Last year I was approached as an alumnus of The University of Reading to become a ‘Thrive Career Mentor’ for the academic year. The mentor is frequently that go-to person for career advice, opinions on a LinkedIn profile or resume, or just validation that a friend is ‘moving in the right direction.’ I agreed, without any hesitation. Taking the opportunity to work with two undergraduates on their own personal journey has been inspiring. I have resolved that ultimately, you will learn more about yourself that you ever thought you would. Mentoring enables personal leadership and develops clarity in your communication, as you share your own experiences and knowledge.
Here are my 6 top tips on how to be a good mentor.
1 | Be a positive role model.
Positive behavior is key. Your mentee will learn a great deal just by watching your behavior in your environment. If there is scope to include them in the workplace, try to create situations that enable your mentee to participate. Perhaps they could shadow you for a day to gain insight through a ‘behind the scenes’ look. This is not only a brilliant new learning experience that raises your credibility as a mentor, it also allows your mentee to observe how you interact with others and deal with potential challenging situations. It’s an opportunity to illustrate what type of professional you are.
2 | Share your vision.
Do you have a personal goal or ambition? Share it with your mentee! Nothing is more inspiring than someone that speaks passionately about what excites them. In turn, it creates common ground between you and your mentee by breaking the ice and creating a collaborative atmosphere. Naturally your mentee will want to know about your journey: how you have done things, what you have learned and how you would improve on things in the future. Help them to channel their enthusiasm and aspirations by sharing your story – it’s amazing what lessons people can learn from you.
3 | Seek first to understand.
Stephen Covey’s 7 Habits of Highly Effective People can be applied to career mentoring – “seek first to understand and then be understood.” At the start of a mentor/mentee collaboration, it is key to set a good foundation of mutual understanding. Aim to figure out what your mentee aims to achieve and share with them what you hope to offer to guide them on their journey. If you don’t understand why your mentee wants to collaborate with you or what they want to get out of the partnership, it will be difficult to shape the way that you work with them. Mentoring is an exchange. It’s a collaboration between two individuals building a solid relationship of support through clear communication.
4 | Provide a fresh perspective.
We live in a world of open possibilities. Encourage your mentee to think outside the box. There are thousands of opportunities on offer and a wide range of routes to pursue them. Take a genuine interest in your mentee as an individual – get to know them and allow them to explore their ideas openly. Discuss things that can help to clarify their thoughts and provide an open forum to share any concerns that they may have. Ask lots of questions; choices can be difficult, so share your wisdom and explore your mentees thoughts without making decisions for them.
5 | Only offer advice when asked.
There is a fine balance between mentoring and coaching.
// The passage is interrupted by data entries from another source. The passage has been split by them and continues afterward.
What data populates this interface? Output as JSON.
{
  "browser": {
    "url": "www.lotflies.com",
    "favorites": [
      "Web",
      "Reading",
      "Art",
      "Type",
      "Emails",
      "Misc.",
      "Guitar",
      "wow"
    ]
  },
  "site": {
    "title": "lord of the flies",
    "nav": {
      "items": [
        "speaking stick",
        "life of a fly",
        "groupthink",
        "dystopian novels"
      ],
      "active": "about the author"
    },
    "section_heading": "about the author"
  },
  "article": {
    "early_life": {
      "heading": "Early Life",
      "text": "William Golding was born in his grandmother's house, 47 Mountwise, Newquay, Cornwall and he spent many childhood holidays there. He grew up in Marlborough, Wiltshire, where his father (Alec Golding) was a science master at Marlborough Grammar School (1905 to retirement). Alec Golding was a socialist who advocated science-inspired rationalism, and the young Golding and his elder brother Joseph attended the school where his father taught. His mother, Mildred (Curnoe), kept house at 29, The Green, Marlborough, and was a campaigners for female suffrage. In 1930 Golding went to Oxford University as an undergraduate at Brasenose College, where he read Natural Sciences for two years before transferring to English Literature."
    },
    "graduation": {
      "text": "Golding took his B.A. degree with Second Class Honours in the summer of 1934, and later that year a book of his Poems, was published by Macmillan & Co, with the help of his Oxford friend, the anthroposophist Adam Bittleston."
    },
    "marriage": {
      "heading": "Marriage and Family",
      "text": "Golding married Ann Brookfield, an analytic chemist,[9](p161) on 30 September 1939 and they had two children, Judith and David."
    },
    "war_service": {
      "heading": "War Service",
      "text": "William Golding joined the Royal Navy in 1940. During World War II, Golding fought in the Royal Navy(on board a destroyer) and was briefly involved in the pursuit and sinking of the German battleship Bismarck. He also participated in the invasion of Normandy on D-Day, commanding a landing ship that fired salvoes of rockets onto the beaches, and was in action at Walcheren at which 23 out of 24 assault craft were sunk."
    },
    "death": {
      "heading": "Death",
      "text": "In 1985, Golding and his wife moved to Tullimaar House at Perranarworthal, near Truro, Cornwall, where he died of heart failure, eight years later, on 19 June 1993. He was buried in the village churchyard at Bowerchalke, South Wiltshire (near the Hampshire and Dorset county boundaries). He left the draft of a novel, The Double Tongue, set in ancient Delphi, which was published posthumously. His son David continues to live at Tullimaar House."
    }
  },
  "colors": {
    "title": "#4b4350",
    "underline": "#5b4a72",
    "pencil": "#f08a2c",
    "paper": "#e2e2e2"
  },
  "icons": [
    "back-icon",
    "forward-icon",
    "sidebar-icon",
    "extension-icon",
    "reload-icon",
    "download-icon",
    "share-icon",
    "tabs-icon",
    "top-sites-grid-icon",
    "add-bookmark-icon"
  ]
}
Ultimately, you are there to support your mentee by creating an environment for them to discuss their goals aspirations. That’s right – listening is the most important skill that you can exercise as a mentor. It can be tempting to tell a mentee how to do something or direct them to pursue something that will contribute to their success; however, action starts from within. It’s personal. The more you tell someone how to do something and what to do, the more responsibility you take away from them. Let your mentee work through a difficult problem and support them by asking questions, prompting them to think about potential resolutions and outcomes on their own.
6 | Celebrate achievement.
It seems obvious, but how often do we practice positive self-talk and celebrate our own achievements? The position of mentor enables you to recall the conversations that you have had with your mentee and remind them of where they have been successful. This recall exercise is a form of positive reinforcement. It shows that you are listening to them. Success can be defined in many different ways, but essentially, any instance where your mentee has done something out of the ordinary, big or small, make sure it is rewarded with celebration.
One core element that binds mentors together in terms of attitude, is an unwavering desire for another person to achieve. Being a mentor will be one of the best personal projects that you can engage in, described by Fortune.com as “a project with tangible results: the success of your mentee.“
You can find out more about career mentoring here.